Only look at verifiable track record to assess the rep. This means getting a printed record of their quota attainment at every sales job they’ve had, then verifying that record with their supervisor. Anyone who hasn’t consistently blown away their quota at every job is a risk.

6. Place minimal value on prior contacts and rolodex.

The rolodex runs out after about two weeks. After that it’s all about prospecting and hard work. Don’t ever overlook a lack of experience or cultural fit because you feel the rep has a rolodex of clients they claim they’ll bring with them (they’re probably exaggerating anyway, see #5 above.)

7. With personality, focus on work ethic and motivation.

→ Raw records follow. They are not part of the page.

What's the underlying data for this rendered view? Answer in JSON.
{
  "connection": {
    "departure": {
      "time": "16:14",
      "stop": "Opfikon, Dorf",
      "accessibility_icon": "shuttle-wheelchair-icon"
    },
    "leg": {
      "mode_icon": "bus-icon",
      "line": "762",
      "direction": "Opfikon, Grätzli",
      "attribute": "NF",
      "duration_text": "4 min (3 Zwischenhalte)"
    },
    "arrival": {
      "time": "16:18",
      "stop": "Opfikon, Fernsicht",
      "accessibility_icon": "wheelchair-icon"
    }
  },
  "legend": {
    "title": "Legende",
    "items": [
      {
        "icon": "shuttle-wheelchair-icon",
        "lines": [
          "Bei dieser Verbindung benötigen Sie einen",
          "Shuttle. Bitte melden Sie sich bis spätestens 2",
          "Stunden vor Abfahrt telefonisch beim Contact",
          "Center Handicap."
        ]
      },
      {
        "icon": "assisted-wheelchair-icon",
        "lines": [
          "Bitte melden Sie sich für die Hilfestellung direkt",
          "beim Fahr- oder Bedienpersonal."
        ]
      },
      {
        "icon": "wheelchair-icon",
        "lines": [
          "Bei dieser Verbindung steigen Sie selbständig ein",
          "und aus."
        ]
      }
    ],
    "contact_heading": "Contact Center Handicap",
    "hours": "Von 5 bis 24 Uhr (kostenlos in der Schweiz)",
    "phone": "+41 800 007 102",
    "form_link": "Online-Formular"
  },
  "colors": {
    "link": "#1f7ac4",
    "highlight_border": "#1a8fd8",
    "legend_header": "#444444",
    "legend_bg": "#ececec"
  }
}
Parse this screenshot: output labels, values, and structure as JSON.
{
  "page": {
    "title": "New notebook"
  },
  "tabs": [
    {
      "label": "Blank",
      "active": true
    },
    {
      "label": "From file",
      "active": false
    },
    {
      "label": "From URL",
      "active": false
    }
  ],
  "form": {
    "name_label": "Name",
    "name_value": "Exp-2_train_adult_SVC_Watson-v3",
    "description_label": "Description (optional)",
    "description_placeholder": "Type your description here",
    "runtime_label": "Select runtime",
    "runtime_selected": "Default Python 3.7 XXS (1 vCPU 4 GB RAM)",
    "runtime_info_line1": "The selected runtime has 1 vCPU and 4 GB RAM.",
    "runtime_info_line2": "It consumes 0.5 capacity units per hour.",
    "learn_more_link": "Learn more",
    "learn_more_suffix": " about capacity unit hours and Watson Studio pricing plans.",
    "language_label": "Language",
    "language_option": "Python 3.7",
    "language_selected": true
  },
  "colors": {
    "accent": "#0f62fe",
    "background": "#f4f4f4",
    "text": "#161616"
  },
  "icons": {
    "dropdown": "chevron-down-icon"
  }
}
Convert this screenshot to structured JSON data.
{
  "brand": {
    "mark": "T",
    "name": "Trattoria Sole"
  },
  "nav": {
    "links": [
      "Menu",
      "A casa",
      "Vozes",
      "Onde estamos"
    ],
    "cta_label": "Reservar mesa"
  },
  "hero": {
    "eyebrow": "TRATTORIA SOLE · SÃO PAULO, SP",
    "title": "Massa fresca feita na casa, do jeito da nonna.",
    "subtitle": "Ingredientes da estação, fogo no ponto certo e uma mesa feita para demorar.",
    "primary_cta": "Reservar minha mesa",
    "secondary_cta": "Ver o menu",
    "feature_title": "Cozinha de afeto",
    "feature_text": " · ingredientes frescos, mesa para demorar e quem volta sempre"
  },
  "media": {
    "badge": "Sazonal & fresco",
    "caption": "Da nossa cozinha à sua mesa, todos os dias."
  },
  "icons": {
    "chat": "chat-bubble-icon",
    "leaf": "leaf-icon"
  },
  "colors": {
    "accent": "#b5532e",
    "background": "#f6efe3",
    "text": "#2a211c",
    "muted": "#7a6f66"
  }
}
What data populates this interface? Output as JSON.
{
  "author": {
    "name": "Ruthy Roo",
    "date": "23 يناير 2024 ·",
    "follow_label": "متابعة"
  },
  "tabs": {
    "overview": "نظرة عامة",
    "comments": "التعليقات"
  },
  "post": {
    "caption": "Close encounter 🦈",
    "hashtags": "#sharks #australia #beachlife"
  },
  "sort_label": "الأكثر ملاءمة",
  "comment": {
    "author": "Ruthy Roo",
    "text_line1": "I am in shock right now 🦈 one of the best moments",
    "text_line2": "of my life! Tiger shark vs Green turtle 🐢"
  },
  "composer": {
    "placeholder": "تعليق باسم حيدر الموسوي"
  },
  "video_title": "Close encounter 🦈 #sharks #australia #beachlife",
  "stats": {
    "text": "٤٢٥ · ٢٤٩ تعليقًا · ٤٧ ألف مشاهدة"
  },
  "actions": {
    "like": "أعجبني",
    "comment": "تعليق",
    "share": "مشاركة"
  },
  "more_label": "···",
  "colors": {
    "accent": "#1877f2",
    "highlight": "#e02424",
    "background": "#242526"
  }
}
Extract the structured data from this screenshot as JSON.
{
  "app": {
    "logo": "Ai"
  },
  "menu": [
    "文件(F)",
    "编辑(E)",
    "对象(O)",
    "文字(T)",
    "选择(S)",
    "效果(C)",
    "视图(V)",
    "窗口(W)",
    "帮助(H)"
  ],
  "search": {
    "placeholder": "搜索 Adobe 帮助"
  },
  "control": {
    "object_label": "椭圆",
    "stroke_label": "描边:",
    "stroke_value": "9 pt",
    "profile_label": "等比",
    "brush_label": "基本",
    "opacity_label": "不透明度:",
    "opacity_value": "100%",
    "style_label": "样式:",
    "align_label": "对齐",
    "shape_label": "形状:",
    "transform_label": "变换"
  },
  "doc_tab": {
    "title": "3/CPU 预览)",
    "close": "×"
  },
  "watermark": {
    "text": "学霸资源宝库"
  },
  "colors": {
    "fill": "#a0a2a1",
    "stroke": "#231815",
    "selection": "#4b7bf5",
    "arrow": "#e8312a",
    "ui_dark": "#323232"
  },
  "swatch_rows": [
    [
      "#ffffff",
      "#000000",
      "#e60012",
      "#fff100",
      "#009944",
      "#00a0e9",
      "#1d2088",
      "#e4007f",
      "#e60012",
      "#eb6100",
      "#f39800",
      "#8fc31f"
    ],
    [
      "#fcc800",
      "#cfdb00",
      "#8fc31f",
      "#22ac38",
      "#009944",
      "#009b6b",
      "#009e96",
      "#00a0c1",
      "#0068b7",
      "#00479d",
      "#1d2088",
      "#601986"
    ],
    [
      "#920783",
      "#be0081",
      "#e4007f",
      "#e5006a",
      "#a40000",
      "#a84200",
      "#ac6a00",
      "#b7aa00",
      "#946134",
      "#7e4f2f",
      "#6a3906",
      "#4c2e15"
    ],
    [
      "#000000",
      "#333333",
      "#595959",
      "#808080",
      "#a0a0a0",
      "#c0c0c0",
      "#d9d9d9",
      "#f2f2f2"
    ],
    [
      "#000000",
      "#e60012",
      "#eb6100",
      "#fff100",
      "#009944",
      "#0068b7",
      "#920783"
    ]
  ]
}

Sales is repetitive hard work. When hiring reps look for work ethic and drive. Look for people who need to earn a certain amount of money to maintain their lifestyle due to financial obligations – a big mortgage is the best motivator to hit quota.

8. Over time start to specialize your sales team.

Lead generation and research. Appointment setting. Follow ups and closing. Each is a separate role. You should segment by task and eventually by customer size or market. It may not even take that long for it to make sense to do this – we started specializing at Top Hat Monocle when we had just 3 reps.

9. Sales reps will maximize their paycheque above all else.

At least the good ones will. You need to ensure your compensation plan incentivizes sales and has relatively short term rewards. This typically means at least 50% of overall earnings should be from commission and there should be a monthly performance based commission payout. Don’t try to hire people on 100% commission, because you will likely only attract flakes who waste your time and never deliver.

10. Metric everything. Obsessively.

How many calls per day does each rep make. How many emails. What is the conversion rate on email responses. How many meetings does each rep go on per day. How many inbound leads are being generated. What is the time from inbound lead to follow-up. How many foliow-ups does each rep do per day. What is the mean time between follow ups. Everything. Metric everything.

Less boardrooms, more dinner tables.

People have become really good at pitching. The art has turned in to a bit of a science and if you do ever find yourself in front of a room of people it is par for the course for you to “nail it”. The pitch, it seems, is dead media.

It’s time to stop obsessing with your pitch and start building relationships.

If you are going to raise financing for your new product then you need to learn what it means to build relationships.


We started Founders and Funders on the basis that you would never want to accept investment from someone you couldn’t eat a meal with. What better way to find out than to eat a meal with them? It works incredibly well.

You need to find ways to end up at more dinner tables and in less boardrooms.

Also: Eat with your mouth closed ya filthy animal.

Funny story. When I was raising an angel round for my latest company I met a fairly prominent investor for lunch. I ordered a $15 sandwich combo. He got two doubles of Grey Goose, the Rib Eye, and a glass of wine. Then dessert! The shithead then stuck me with the bill! I kid you not. He then got in his car and drove off, I contemplated calling in the DUI. The hell if I was going to let him invest in my company. It was worth the $120 it took to figure it out.

I tell every entrepreneur that story, and I name names!

Then there was the time I met with Steve Anderson at a crowded bar. You should consider an invitation to meet an investor at a bar or restaurant a golden ticket. Steve came in, he was starving. I was a bit nervous so I didn’t eat much but we shared some appetizers. He was cool as shit and I knew I wanted him in my round before that meeting was over. Having a coffee and being forced to sit in a corner of a busy bar helps you get almost every “is this guy/girl legit? can I talk to him/her without needing to watch myself?” sort of stuff out of the way.

I met another investor at a Yogurt shop (he gave a fake name and told them my name was Mike). Another one in a Tiki bar and another in a co-working space.

Get out of the boardroom. Loosen up. Your pitch sucks but your product is cool, and you are even cooler.